Repeat every record word for word and omit the images.

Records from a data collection
++++++++++++++++++++

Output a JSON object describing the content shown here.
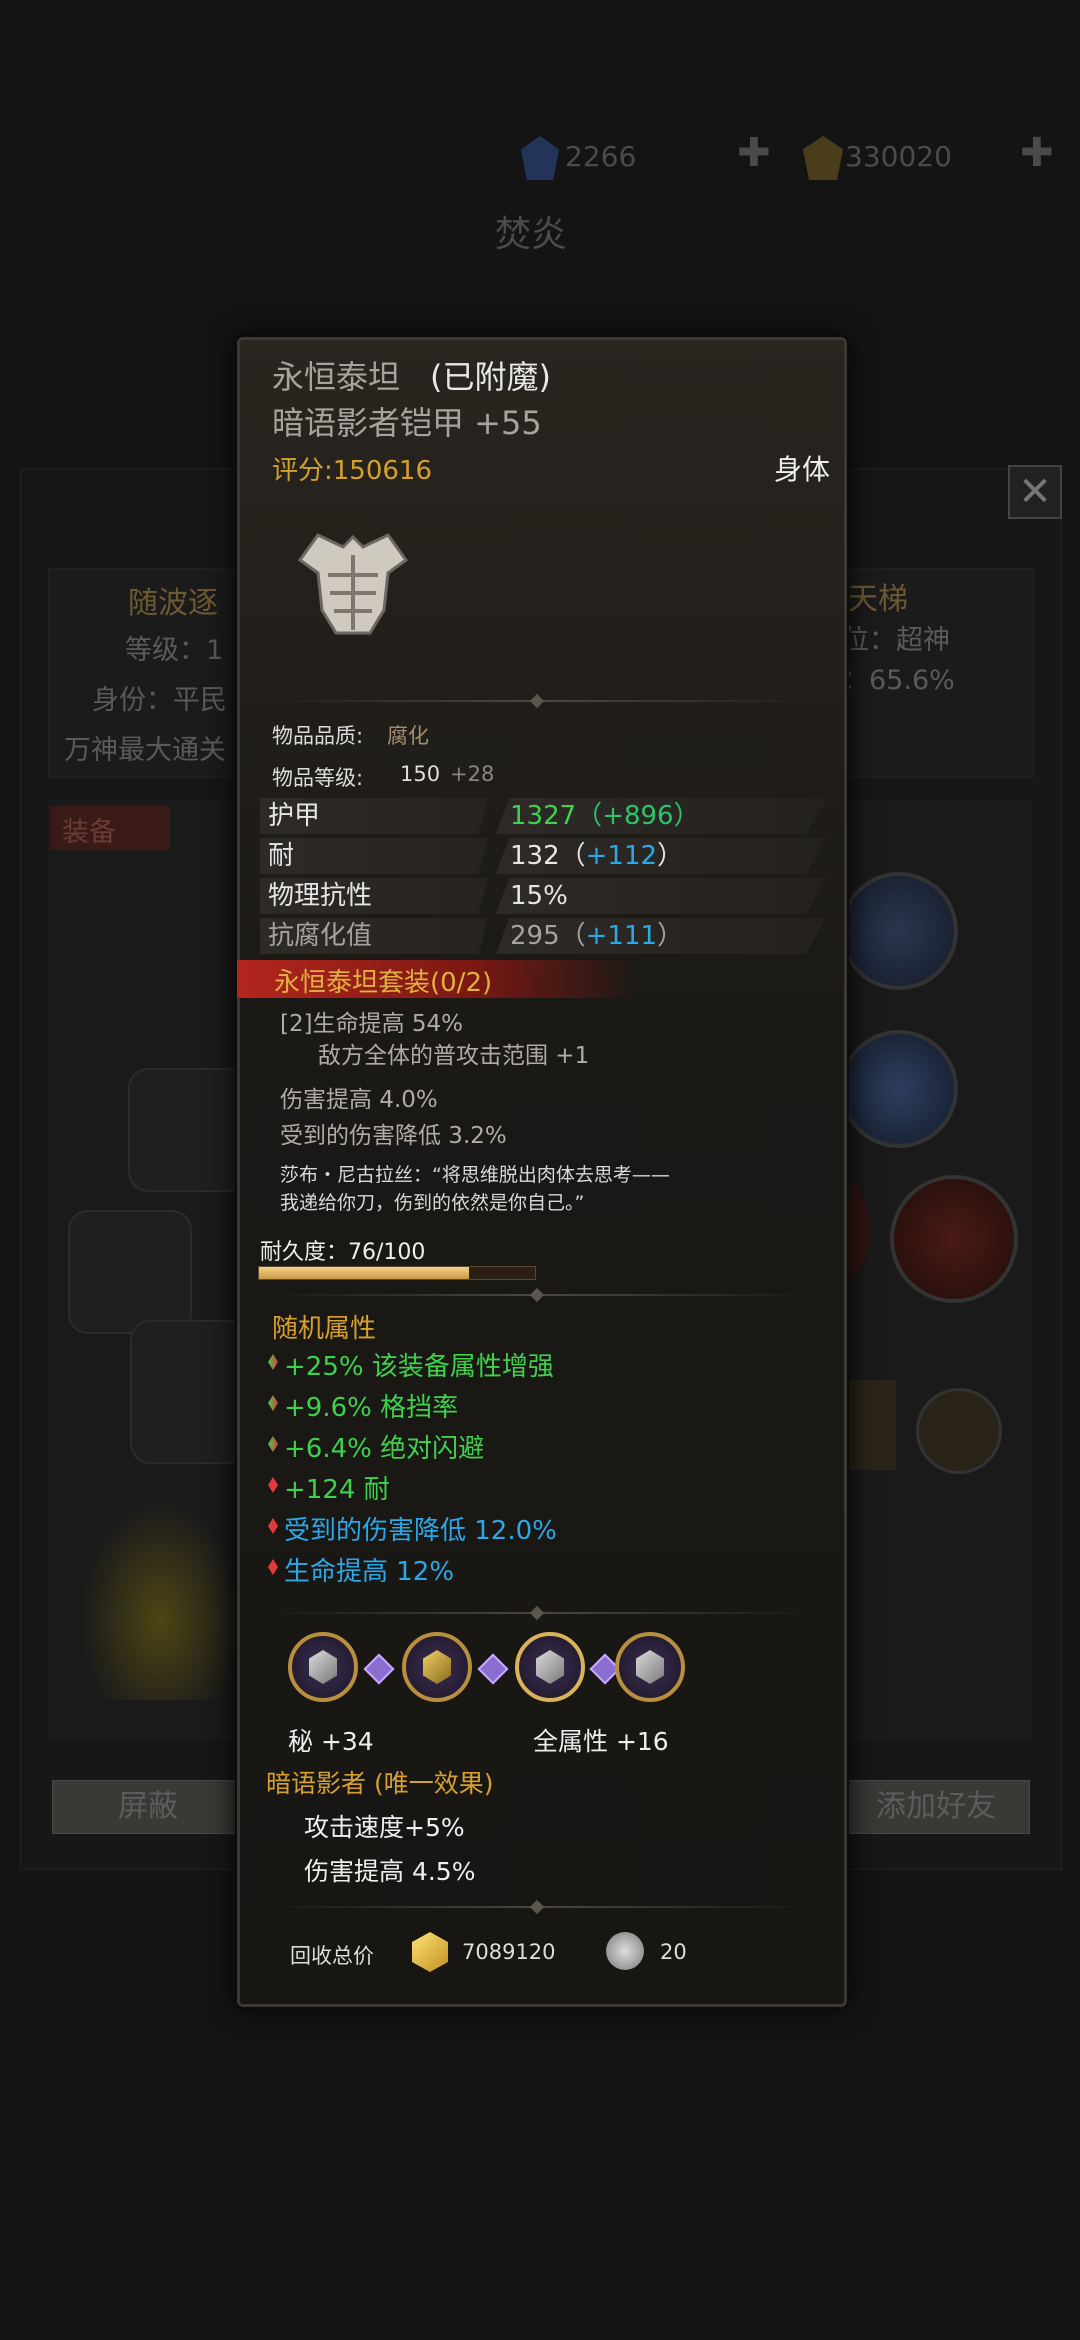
{
  "header": {
    "currency_blue": "2266",
    "currency_gold": "330020",
    "player_name": "焚炎"
  },
  "background_panel": {
    "left_name": "随波逐",
    "left_level": "等级：1",
    "left_identity": "身份：平民",
    "left_note": "万神最大通关",
    "right_name": "天梯",
    "right_rank": "位：超神",
    "right_pct": "：65.6%",
    "equip_tab": "装备",
    "block_button": "屏蔽",
    "add_friend_button": "添加好友"
  },
  "tooltip": {
    "name": "永恒泰坦",
    "enchanted": "(已附魔)",
    "item_name": "暗语影者铠甲 +55",
    "score": "评分:150616",
    "slot": "身体",
    "quality_label": "物品品质:",
    "quality_value": "腐化",
    "level_label": "物品等级:",
    "level_value": "150",
    "level_bonus": "+28",
    "stats": [
      {
        "label": "护甲",
        "base": "1327",
        "bonus": "（+896）",
        "color": "green"
      },
      {
        "label": "耐",
        "base": "132（",
        "bonus": "+112",
        "tail": "）",
        "color": "white"
      },
      {
        "label": "物理抗性",
        "base": "15%",
        "bonus": "",
        "tail": "",
        "color": "white"
      },
      {
        "label": "抗腐化值",
        "base": "295（",
        "bonus": "+111",
        "tail": "）",
        "color": "white"
      }
    ],
    "set_title": "永恒泰坦套装(0/2)",
    "set_bonus_1": "[2]生命提高 54%",
    "set_bonus_2": "敌方全体的普攻击范围 +1",
    "extra_1": "伤害提高 4.0%",
    "extra_2": "受到的伤害降低 3.2%",
    "flavor_1": "莎布・尼古拉丝：“将思维脱出肉体去思考——",
    "flavor_2": "我递给你刀，伤到的依然是你自己。”",
    "durability_label": "耐久度：76/100",
    "durability_fraction": 0.76,
    "random_title": "随机属性",
    "random_stats": [
      {
        "text": "+25% 该装备属性增强",
        "color": "green"
      },
      {
        "text": "+9.6% 格挡率",
        "color": "green"
      },
      {
        "text": "+6.4% 绝对闪避",
        "color": "green"
      },
      {
        "text": "+124 耐",
        "color": "green"
      },
      {
        "text": "受到的伤害降低 12.0%",
        "color": "cyan"
      },
      {
        "text": "生命提高 12%",
        "color": "cyan"
      }
    ],
    "socket_stat_1": "秘 +34",
    "socket_stat_2": "全属性 +16",
    "unique_title": "暗语影者 (唯一效果)",
    "unique_1": "攻击速度+5%",
    "unique_2": "伤害提高 4.5%",
    "recycle_label": "回收总价",
    "recycle_gold": "7089120",
    "recycle_other": "20"
  },
  "colors": {
    "accent_gold": "#d6a02e",
    "green": "#3fd14c",
    "cyan": "#2ba8e8",
    "set_red": "#b3261e"
  }
}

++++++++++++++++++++

ANSWER FOR THIS EXERCISE
Output a JSON object describing the content shown here.
{
  "header": {
    "currency_blue": "2266",
    "currency_gold": "330020",
    "player_name": "焚炎"
  },
  "background_panel": {
    "left_name": "随波逐",
    "left_level": "等级：1",
    "left_identity": "身份：平民",
    "left_note": "万神最大通关",
    "right_name": "天梯",
    "right_rank": "位：超神",
    "right_pct": "：65.6%",
    "equip_tab": "装备",
    "block_button": "屏蔽",
    "add_friend_button": "添加好友"
  },
  "tooltip": {
    "name": "永恒泰坦",
    "enchanted": "(已附魔)",
    "item_name": "暗语影者铠甲 +55",
    "score": "评分:150616",
    "slot": "身体",
    "quality_label": "物品品质:",
    "quality_value": "腐化",
    "level_label": "物品等级:",
    "level_value": "150",
    "level_bonus": "+28",
    "stats": [
      {
        "label": "护甲",
        "base": "1327",
        "bonus": "（+896）",
        "color": "green"
      },
      {
        "label": "耐",
        "base": "132（",
        "bonus": "+112",
        "tail": "）",
        "color": "white"
      },
      {
        "label": "物理抗性",
        "base": "15%",
        "bonus": "",
        "tail": "",
        "color": "white"
      },
      {
        "label": "抗腐化值",
        "base": "295（",
        "bonus": "+111",
        "tail": "）",
        "color": "white"
      }
    ],
    "set_title": "永恒泰坦套装(0/2)",
    "set_bonus_1": "[2]生命提高 54%",
    "set_bonus_2": "敌方全体的普攻击范围 +1",
    "extra_1": "伤害提高 4.0%",
    "extra_2": "受到的伤害降低 3.2%",
    "flavor_1": "莎布・尼古拉丝：“将思维脱出肉体去思考——",
    "flavor_2": "我递给你刀，伤到的依然是你自己。”",
    "durability_label": "耐久度：76/100",
    "durability_fraction": 0.76,
    "random_title": "随机属性",
    "random_stats": [
      {
        "text": "+25% 该装备属性增强",
        "color": "green"
      },
      {
        "text": "+9.6% 格挡率",
        "color": "green"
      },
      {
        "text": "+6.4% 绝对闪避",
        "color": "green"
      },
      {
        "text": "+124 耐",
        "color": "green"
      },
      {
        "text": "受到的伤害降低 12.0%",
        "color": "cyan"
      },
      {
        "text": "生命提高 12%",
        "color": "cyan"
      }
    ],
    "socket_stat_1": "秘 +34",
    "socket_stat_2": "全属性 +16",
    "unique_title": "暗语影者 (唯一效果)",
    "unique_1": "攻击速度+5%",
    "unique_2": "伤害提高 4.5%",
    "recycle_label": "回收总价",
    "recycle_gold": "7089120",
    "recycle_other": "20"
  },
  "colors": {
    "accent_gold": "#d6a02e",
    "green": "#3fd14c",
    "cyan": "#2ba8e8",
    "set_red": "#b3261e"
  }
}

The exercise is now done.